This is very literally an attention-seeking vision for sociology. On this level, it will surely attract criticism from some quarters but the professional norms upon which such criticism are predicated have contributed to a growing marginality of sociological ideas within public life. I agree that “sociologists need to be bold, to be outspoken and daring, to take risks, and to, on occasion, be audacious” and don’t see any contradiction between this aim and the preservation of technical standards, though there may certainly sometimes be a tension. What the book reminded me of is how stultifying I find many of the conventions of academic writing and academic publishing. I don’t think ‘punk sociology’ offers a structural critique or structural solution, nor does it pretend to do so. But it does offer an appealing call for a cultural response to a set of cultural pathologies which have structural origins. The book strikes me as the start of a conversation rather than the conclusion of one:

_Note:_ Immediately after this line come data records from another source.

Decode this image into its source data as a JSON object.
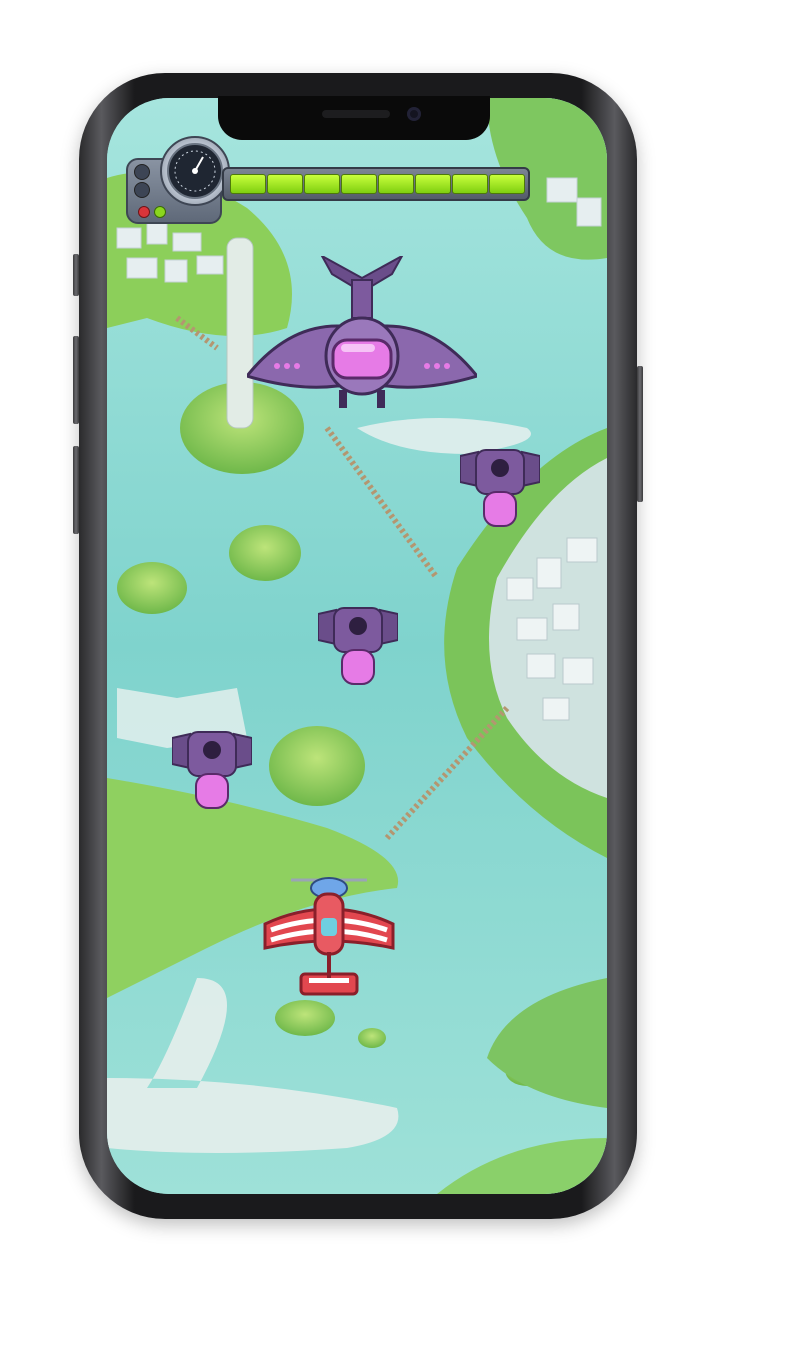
{
  "hud": {
    "health": {
      "segments_total": 8,
      "segments_filled": 8
    },
    "indicator_lights": [
      "#d9343a",
      "#8bd61e"
    ],
    "gauge_icon": "speedometer-icon"
  },
  "enemies": {
    "boss": {
      "icon": "purple-boss-airship-icon"
    },
    "drones": [
      {
        "icon": "skull-drone-icon"
      },
      {
        "icon": "skull-drone-icon"
      },
      {
        "icon": "skull-drone-icon"
      }
    ]
  },
  "player": {
    "icon": "red-biplane-icon"
  },
  "colors": {
    "water": "#8ad8d3",
    "land": "#8ccf5a",
    "enemy_purple": "#7d5a9e",
    "enemy_glow": "#e67be6",
    "player_red": "#e2474f"
  }
}
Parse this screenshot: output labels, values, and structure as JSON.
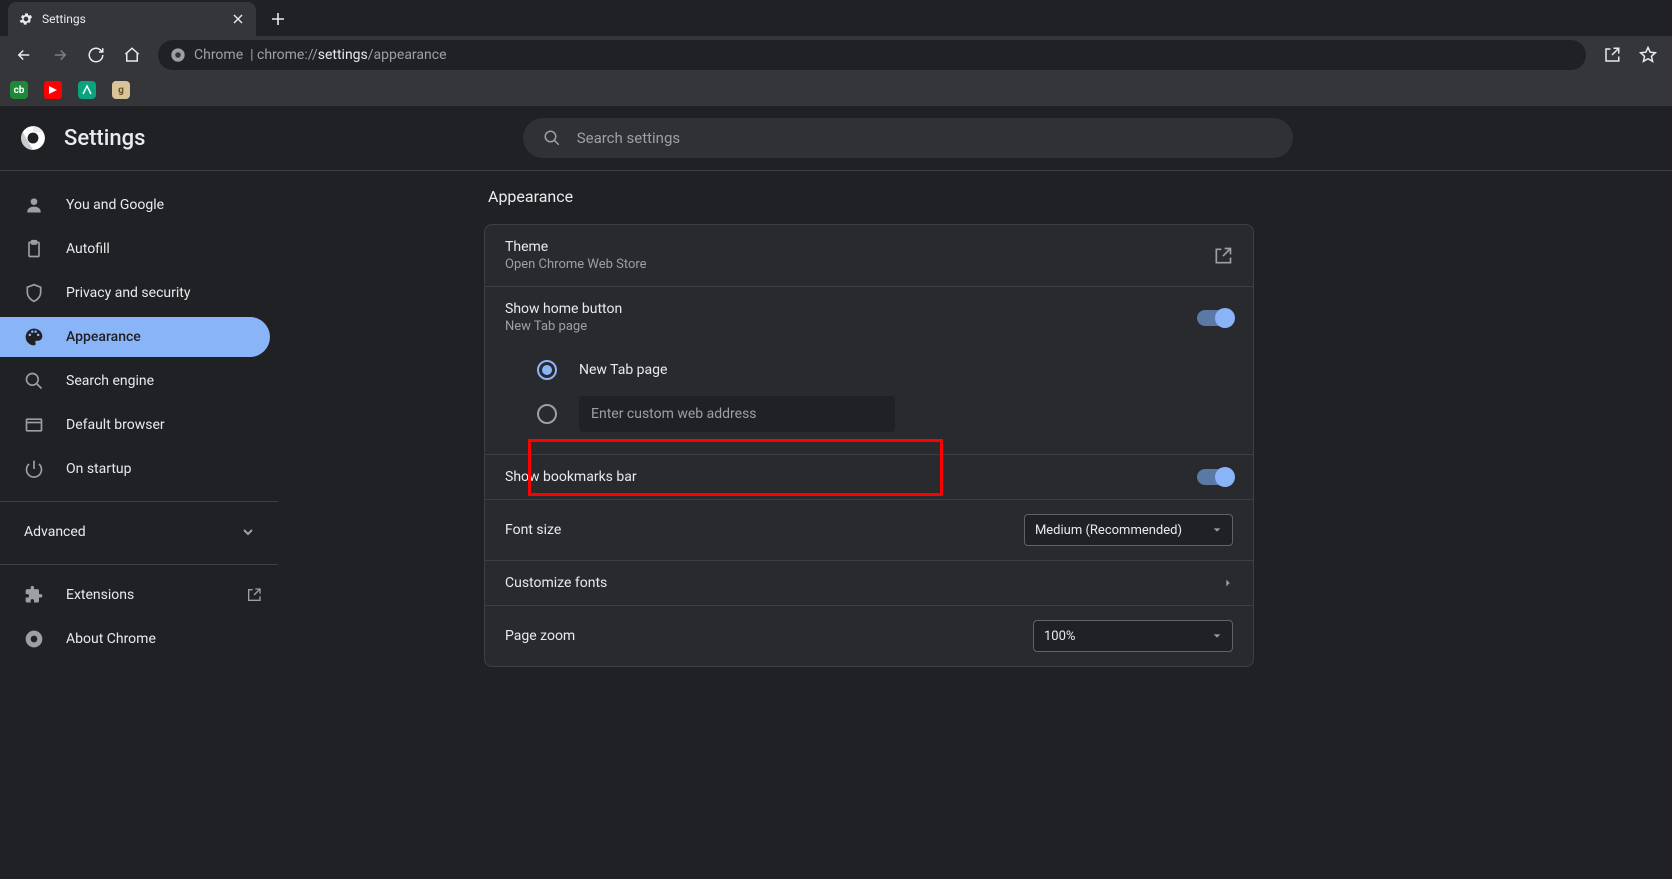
{
  "tab": {
    "title": "Settings"
  },
  "url": {
    "origin": "Chrome",
    "path1": "chrome://",
    "path2": "settings",
    "path3": "/appearance"
  },
  "header": {
    "title": "Settings",
    "search_placeholder": "Search settings"
  },
  "sidebar": {
    "items": [
      {
        "label": "You and Google"
      },
      {
        "label": "Autofill"
      },
      {
        "label": "Privacy and security"
      },
      {
        "label": "Appearance"
      },
      {
        "label": "Search engine"
      },
      {
        "label": "Default browser"
      },
      {
        "label": "On startup"
      }
    ],
    "advanced": "Advanced",
    "extensions": "Extensions",
    "about": "About Chrome"
  },
  "section": {
    "title": "Appearance",
    "theme": {
      "title": "Theme",
      "sub": "Open Chrome Web Store"
    },
    "home": {
      "title": "Show home button",
      "sub": "New Tab page",
      "opt1": "New Tab page",
      "custom_placeholder": "Enter custom web address"
    },
    "bookmarks": {
      "title": "Show bookmarks bar"
    },
    "font_size": {
      "title": "Font size",
      "value": "Medium (Recommended)"
    },
    "custom_fonts": {
      "title": "Customize fonts"
    },
    "zoom": {
      "title": "Page zoom",
      "value": "100%"
    }
  }
}
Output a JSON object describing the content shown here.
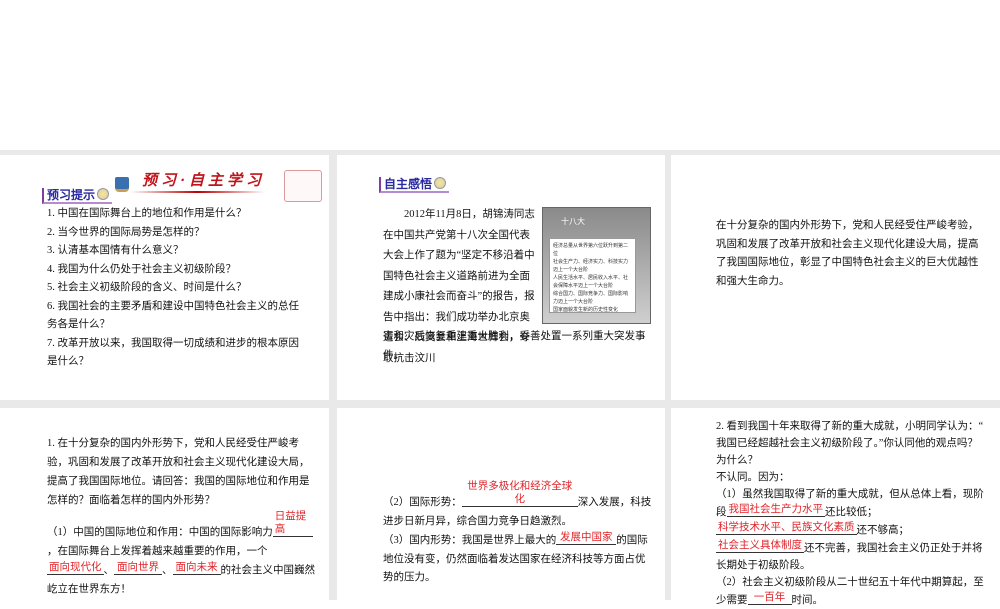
{
  "slide1": {
    "banner": "预习·自主学习",
    "tag": "预习提示",
    "items": [
      "1. 中国在国际舞台上的地位和作用是什么？",
      "2. 当今世界的国际局势是怎样的？",
      "3. 认清基本国情有什么意义？",
      "4. 我国为什么仍处于社会主义初级阶段？",
      "5. 社会主义初级阶段的含义、时间是什么？",
      "6. 我国社会的主要矛盾和建设中国特色社会主义的总任务各是什么？",
      "7. 改革开放以来，我国取得一切成绩和进步的根本原因是什么？"
    ]
  },
  "slide2": {
    "tag": "自主感悟",
    "text": "2012年11月8日，胡锦涛同志在中国共产党第十八次全国代表大会上作了题为“坚定不移沿着中国特色社会主义道路前进为全面建成小康社会而奋斗”的报告，报告中指出：我们成功举办北京奥运会、残奥会和上海世博会，夺取抗击汶川",
    "text_end": "害和灾后恢复重建重大胜利，妥善处置一系列重大突发事件。",
    "image_title": "十八大",
    "image_lines": [
      "经济总量从世界第六位跃升到第二位",
      "社会生产力、经济实力、科技实力迈上一个大台阶",
      "人民生活水平、居民收入水平、社会保障水平迈上一个大台阶",
      "综合国力、国际竞争力、国际影响力迈上一个大台阶",
      "国家面貌发生新的历史性变化"
    ]
  },
  "slide3": {
    "text": "在十分复杂的国内外形势下，党和人民经受住严峻考验，巩固和发展了改革开放和社会主义现代化建设大局，提高了我国国际地位，彰显了中国特色社会主义的巨大优越性和强大生命力。"
  },
  "slide4": {
    "question": "1. 在十分复杂的国内外形势下，党和人民经受住严峻考验，巩固和发展了改革开放和社会主义现代化建设大局，提高了我国国际地位。请回答：我国的国际地位和作用是怎样的？面临着怎样的国内外形势？",
    "p1_a": "（1）中国的国际地位和作用：中国的国际影响力",
    "blank1": "日益提高",
    "p1_b": "，在国际舞台上发挥着越来越重要的作用，一个",
    "blank2": "面向现代化",
    "sep1": "、",
    "blank3": "面向世界",
    "sep2": "、",
    "blank4": "面向未来",
    "p1_c": "的社会主义中国巍然屹立在世界东方！"
  },
  "slide5": {
    "p2_a": "（2）国际形势：",
    "blank1": "世界多极化和经济全球化",
    "p2_b": "深入发展，科技进步日新月异，综合国力竞争日趋激烈。",
    "p3_a": "（3）国内形势：我国是世界上最大的",
    "blank2": "发展中国家",
    "p3_b": "的国际地位没有变，仍然面临着发达国家在经济科技等方面占优势的压力。"
  },
  "slide6": {
    "question": "2. 看到我国十年来取得了新的重大成就，小明同学认为：“ 我国已经超越社会主义初级阶段了。”你认同他的观点吗？为什么？",
    "answer": "不认同。因为：",
    "p1_a": "（1）虽然我国取得了新的重大成就，但从总体上看，现阶段",
    "blank1": "我国社会生产力水平",
    "p1_b": "还比较低；",
    "blank2": "科学技术水平、民族文化素质",
    "p1_c": "还不够高；",
    "blank3": "社会主义具体制度",
    "p1_d": "还不完善，我国社会主义仍正处于并将长期处于初级阶段。",
    "p2_a": "（2）社会主义初级阶段从二十世纪五十年代中期算起，至少需要",
    "blank4": "一百年",
    "p2_b": "时间。"
  }
}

A final note relating to this is that punk sociology should not be read as a need to simply speed up and be more responsive. In some cases this may be necessary, but we also need to protect long-term, careful, and meticulous work (such as editing, translation, longitudinal studies, reflective pieces of synthesis, retrospective books, historical and documentary studies, secondary analysis, contextual readings of conceptual ideas, reviewing, and the like). In fact, this type of work is more likely to be defended if we are to take on a more punk sensibility. This type of work is increasingly likely to be tantamount to an act of resistance or rebellion that goes against the grain of the systems of measurement of academic worth or value. Punk sociologists, by not playing it safe and by not being dominated by such systems, are likely to actually maintain the diversity of approaches in the discipline and to add new avenues and perspectives to supplement them.
*Interestingly, I don’t think he defines this term in the book. I have a clear idea of what ‘ethos’ means but I wonder how varied interpretations of this term might be.
Categories: Committing Sociology